- _Problem description_: Among the lines below, how many carry the string "method"? Reply with a number and nothing else.

- _Excerpts from an interface dataset_:
┌──

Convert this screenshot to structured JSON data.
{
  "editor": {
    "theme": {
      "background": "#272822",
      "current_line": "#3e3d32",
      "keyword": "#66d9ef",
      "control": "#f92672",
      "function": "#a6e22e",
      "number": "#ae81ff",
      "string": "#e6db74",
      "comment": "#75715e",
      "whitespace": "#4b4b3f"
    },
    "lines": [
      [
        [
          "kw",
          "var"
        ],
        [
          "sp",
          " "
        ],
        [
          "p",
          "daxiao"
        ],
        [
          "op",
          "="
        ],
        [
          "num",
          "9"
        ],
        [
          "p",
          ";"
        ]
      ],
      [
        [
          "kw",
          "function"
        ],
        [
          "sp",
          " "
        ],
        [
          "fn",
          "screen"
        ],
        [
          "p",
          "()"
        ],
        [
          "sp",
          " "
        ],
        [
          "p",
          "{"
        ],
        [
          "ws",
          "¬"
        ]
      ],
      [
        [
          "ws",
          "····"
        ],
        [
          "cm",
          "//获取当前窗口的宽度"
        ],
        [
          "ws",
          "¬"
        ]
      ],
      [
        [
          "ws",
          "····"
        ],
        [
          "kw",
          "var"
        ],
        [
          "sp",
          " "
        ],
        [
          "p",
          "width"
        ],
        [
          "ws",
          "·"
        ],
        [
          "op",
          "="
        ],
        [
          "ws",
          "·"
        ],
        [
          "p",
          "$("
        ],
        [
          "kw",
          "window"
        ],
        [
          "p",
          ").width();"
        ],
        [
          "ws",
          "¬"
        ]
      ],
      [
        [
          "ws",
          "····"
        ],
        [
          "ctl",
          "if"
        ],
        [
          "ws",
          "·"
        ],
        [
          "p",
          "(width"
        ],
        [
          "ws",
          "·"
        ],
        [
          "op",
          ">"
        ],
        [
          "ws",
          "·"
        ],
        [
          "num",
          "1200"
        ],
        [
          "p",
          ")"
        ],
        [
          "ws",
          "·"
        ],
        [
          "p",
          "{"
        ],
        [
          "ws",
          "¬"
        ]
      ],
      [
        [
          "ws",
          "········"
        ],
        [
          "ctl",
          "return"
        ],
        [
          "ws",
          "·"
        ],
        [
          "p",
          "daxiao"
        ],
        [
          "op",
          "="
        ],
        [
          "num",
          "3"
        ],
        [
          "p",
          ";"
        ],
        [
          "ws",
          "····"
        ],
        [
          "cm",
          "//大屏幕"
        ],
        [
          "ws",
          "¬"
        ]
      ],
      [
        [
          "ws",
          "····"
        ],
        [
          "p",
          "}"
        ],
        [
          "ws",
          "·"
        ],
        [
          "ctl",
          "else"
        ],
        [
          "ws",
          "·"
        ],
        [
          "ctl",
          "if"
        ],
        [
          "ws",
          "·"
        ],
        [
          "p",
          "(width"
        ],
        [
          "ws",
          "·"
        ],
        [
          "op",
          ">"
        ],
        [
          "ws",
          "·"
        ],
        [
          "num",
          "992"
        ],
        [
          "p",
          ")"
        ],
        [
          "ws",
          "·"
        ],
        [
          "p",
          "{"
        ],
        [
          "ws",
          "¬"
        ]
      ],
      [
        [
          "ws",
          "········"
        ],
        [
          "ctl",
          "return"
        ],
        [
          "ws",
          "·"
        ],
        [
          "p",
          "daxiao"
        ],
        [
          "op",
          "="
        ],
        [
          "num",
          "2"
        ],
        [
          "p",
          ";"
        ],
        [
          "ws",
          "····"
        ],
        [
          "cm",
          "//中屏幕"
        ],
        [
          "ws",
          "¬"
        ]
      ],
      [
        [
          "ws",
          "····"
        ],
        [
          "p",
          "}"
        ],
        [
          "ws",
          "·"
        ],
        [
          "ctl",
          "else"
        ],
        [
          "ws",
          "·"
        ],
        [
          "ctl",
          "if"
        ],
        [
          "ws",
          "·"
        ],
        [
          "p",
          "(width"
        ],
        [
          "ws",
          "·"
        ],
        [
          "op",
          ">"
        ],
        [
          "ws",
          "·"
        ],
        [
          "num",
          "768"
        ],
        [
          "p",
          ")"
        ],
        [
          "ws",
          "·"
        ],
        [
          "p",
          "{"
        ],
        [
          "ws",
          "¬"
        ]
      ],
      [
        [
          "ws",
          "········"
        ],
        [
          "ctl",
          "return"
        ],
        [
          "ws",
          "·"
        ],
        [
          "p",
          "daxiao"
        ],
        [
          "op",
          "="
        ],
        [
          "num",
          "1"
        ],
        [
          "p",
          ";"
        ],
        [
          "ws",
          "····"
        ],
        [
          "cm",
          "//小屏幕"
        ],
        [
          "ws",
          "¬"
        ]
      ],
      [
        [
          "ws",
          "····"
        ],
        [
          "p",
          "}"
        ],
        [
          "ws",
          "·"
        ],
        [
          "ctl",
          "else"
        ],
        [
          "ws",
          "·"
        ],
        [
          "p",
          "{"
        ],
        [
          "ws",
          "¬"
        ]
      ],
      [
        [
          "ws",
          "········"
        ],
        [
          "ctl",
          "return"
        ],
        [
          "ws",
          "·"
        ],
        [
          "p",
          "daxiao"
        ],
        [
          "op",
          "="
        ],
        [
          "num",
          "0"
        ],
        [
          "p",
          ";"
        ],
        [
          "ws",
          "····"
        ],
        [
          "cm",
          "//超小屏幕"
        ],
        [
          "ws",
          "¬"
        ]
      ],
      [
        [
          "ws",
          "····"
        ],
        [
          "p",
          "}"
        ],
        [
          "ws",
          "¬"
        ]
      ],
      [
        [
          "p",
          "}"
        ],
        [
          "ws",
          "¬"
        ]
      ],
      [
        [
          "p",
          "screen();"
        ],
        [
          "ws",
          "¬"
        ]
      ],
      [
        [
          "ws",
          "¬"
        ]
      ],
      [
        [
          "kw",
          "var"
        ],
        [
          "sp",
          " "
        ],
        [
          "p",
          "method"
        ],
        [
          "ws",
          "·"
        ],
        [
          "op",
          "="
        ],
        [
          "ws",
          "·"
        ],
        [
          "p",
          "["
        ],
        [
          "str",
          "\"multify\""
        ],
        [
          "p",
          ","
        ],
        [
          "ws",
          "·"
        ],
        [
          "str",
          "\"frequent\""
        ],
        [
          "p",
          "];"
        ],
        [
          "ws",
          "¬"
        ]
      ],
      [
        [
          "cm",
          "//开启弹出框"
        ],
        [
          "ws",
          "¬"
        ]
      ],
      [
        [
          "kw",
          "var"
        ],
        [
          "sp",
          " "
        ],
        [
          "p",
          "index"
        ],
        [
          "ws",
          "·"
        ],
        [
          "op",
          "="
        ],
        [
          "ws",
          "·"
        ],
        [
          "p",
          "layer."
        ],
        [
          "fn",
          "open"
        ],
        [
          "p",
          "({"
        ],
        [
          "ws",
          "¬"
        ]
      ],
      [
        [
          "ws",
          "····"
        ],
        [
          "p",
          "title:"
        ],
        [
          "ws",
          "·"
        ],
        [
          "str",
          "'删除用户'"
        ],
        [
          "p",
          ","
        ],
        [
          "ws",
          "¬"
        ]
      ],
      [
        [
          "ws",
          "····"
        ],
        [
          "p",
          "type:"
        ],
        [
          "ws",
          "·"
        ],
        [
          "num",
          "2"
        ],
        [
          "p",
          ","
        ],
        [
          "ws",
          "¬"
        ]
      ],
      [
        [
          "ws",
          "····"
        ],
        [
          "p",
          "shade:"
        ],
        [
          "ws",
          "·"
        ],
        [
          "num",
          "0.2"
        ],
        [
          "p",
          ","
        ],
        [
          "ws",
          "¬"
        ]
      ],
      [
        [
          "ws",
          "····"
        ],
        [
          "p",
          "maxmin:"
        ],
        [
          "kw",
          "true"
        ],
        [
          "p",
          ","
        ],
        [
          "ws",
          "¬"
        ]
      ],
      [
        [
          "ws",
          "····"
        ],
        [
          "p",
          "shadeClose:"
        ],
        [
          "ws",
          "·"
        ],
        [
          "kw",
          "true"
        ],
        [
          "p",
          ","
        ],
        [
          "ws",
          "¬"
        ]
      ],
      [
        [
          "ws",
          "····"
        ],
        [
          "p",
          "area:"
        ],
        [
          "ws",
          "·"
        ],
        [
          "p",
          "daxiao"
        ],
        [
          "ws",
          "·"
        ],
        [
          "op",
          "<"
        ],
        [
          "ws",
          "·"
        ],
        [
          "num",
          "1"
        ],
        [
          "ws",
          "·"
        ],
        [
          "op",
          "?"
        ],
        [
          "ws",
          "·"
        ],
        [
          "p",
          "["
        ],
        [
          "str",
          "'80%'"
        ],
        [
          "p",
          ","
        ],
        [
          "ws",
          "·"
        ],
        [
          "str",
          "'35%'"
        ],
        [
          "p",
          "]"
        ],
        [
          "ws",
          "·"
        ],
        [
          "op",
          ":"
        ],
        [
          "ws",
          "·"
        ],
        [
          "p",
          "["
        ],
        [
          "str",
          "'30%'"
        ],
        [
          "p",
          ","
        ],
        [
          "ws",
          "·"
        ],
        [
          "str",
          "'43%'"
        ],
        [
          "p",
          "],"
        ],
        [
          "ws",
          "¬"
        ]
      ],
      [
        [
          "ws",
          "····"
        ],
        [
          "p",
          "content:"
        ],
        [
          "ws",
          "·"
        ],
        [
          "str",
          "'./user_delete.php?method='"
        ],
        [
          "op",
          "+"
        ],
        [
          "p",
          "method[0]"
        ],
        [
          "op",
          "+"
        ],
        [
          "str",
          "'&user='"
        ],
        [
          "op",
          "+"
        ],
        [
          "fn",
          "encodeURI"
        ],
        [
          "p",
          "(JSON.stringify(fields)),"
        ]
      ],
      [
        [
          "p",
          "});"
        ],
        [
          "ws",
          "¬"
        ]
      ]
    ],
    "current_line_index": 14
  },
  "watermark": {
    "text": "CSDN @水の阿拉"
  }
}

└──

- _Response box_: 3